Go through the material and copy every line in which "matrix" appears.

### TASK INPUT
■ ■ ■ ■ ■
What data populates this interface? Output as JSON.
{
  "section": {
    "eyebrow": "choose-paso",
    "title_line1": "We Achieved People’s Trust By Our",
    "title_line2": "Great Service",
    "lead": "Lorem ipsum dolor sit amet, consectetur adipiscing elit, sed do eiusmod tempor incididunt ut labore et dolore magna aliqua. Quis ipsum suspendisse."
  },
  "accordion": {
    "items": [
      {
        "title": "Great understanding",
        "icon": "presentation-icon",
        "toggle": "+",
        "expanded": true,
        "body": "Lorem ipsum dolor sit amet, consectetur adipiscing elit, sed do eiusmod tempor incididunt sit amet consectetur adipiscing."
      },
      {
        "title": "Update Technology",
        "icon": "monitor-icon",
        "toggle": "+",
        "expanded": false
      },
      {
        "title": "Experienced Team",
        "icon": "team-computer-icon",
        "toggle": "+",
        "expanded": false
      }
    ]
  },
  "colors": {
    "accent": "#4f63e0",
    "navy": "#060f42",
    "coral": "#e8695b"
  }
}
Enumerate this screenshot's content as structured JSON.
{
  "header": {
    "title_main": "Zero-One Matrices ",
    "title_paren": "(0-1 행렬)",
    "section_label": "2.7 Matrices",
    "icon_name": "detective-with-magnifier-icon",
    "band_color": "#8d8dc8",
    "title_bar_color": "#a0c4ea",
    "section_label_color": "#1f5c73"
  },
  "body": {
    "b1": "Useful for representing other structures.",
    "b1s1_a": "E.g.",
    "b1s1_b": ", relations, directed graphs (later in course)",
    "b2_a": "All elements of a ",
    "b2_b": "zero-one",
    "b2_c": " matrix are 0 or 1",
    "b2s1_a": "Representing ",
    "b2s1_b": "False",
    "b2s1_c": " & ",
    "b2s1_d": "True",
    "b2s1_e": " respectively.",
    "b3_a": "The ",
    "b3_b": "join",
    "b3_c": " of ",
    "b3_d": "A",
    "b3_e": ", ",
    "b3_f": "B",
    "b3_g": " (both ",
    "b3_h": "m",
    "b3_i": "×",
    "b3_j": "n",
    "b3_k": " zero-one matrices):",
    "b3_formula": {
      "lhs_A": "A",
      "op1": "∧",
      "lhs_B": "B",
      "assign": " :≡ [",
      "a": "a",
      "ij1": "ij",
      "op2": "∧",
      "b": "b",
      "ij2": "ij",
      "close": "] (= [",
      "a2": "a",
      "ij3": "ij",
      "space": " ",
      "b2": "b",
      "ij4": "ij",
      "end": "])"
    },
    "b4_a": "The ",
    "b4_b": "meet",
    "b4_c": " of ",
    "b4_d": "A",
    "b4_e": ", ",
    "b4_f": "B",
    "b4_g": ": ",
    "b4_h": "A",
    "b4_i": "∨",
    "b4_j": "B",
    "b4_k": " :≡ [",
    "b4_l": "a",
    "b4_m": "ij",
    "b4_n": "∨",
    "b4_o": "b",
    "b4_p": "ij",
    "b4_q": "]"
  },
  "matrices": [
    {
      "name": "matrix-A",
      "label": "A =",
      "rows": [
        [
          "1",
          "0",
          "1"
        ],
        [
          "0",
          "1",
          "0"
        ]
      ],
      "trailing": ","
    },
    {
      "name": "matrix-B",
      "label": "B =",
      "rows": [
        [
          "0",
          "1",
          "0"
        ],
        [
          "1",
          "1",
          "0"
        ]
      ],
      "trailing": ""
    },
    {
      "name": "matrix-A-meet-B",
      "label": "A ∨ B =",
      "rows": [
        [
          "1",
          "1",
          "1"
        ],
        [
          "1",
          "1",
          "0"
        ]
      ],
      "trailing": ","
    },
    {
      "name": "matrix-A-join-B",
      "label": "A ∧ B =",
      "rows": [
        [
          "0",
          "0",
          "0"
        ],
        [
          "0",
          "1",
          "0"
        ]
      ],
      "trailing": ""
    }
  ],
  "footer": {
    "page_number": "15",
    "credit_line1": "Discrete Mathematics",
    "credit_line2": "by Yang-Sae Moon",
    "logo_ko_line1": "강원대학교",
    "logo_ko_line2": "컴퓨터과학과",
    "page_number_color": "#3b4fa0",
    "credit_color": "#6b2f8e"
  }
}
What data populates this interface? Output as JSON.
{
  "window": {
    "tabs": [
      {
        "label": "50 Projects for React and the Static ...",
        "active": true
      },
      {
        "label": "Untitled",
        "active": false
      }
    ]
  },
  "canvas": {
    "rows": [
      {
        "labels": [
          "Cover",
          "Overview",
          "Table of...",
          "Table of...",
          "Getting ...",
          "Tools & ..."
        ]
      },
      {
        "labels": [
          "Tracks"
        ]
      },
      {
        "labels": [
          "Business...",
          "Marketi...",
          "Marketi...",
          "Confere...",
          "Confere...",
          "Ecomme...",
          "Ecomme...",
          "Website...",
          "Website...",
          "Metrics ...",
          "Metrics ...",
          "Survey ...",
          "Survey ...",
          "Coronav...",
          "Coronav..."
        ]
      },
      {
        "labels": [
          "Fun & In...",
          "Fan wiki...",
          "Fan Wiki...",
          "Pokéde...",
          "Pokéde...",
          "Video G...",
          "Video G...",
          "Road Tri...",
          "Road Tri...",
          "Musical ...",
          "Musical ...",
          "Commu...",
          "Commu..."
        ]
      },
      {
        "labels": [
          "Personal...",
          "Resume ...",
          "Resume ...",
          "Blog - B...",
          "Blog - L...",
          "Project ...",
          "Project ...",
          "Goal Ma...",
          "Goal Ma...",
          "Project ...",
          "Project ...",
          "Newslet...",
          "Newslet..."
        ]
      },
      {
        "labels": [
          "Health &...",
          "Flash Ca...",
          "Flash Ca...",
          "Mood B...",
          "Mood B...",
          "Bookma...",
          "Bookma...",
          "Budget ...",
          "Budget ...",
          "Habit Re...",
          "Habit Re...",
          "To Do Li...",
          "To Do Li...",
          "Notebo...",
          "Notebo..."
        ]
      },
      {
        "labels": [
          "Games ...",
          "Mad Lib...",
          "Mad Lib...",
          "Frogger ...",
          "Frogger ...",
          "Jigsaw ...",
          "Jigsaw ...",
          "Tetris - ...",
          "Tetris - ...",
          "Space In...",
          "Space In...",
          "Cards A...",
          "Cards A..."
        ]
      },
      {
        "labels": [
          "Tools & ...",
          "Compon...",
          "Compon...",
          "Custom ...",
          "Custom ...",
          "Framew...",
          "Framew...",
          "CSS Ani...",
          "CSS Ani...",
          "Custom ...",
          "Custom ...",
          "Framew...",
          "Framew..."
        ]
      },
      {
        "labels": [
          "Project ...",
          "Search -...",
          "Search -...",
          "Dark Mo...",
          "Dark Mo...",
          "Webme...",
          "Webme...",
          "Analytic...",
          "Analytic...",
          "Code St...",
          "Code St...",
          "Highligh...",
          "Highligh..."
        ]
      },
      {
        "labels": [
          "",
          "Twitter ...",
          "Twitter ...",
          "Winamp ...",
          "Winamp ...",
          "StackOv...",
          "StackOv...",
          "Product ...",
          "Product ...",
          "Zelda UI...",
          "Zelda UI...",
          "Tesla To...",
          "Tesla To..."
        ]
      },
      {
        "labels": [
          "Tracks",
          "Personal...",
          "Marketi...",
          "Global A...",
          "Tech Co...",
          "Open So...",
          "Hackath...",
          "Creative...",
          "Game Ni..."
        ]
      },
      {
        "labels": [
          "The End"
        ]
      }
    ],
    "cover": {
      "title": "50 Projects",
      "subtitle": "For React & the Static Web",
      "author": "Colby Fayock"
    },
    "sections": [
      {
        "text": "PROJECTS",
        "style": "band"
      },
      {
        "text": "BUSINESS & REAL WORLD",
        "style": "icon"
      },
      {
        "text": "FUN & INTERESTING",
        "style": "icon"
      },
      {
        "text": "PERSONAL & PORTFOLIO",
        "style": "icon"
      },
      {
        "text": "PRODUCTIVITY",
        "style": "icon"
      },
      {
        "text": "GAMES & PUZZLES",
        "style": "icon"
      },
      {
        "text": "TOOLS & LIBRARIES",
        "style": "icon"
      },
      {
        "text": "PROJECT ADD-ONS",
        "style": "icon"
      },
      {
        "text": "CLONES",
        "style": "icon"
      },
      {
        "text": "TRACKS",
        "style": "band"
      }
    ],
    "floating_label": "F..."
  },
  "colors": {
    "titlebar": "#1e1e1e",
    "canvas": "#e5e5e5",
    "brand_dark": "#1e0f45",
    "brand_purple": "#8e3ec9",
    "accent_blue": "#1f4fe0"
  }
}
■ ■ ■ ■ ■
### RESPONSE TO THIS TASK
    "b2_c": " matrix are 0 or 1",
      "name": "matrix-A",
      "name": "matrix-B",
      "name": "matrix-A-meet-B",
      "name": "matrix-A-join-B",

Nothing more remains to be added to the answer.